I do think that it is interesting the degree to which consumers - nine out of 10 surveyed - say that if they’re going to shop for groceries online, they’d tend to be more trusting of a traditional bricks-and-mortar retailer … a level of trust has been established, and those retailers can take advantage of it.

It also is curious to me how less than half those surveyed said that shopping for groceries online saved them time … which, I have to admit, is counter to my experience. I wonder if there is a perception issue here - we buy a number of packaged goods online (mostly from Amazon, many of them using its Subscribe & Save automatic replenishment program), but I still go to the store to buy fresh foods; those visits may be as frequent, though I think of them as being more targeted. (I also want to be careful not to cast my own experience as being typical.
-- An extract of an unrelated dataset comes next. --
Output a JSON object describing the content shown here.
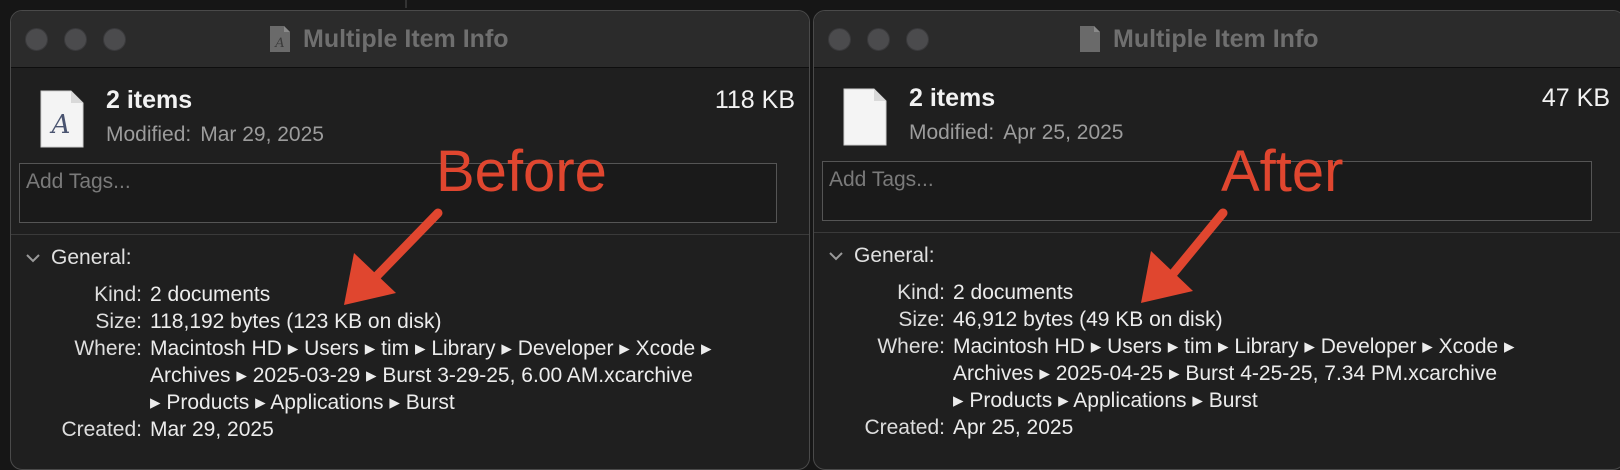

I don’t do “big shops” the way I did when we had little kids, but instead tend to go to the store almost every day to pick up some salmon, or some crab cakes, or fresh spinach for salad.) I still think I have more time to do other stuff … but I think of e-grocery more as improving the quality of my life, not the quantity of my time.

I do agree with the general conclusion - that retailers that want to be effective online have to figure out ways to be better at it. (The same goes for the in-store experience, by the way.) It may be that one of the things that retailers have to do is change the ways in which they define e-grocery’s advantages, in addition to making the experience more intuitive and frictionless.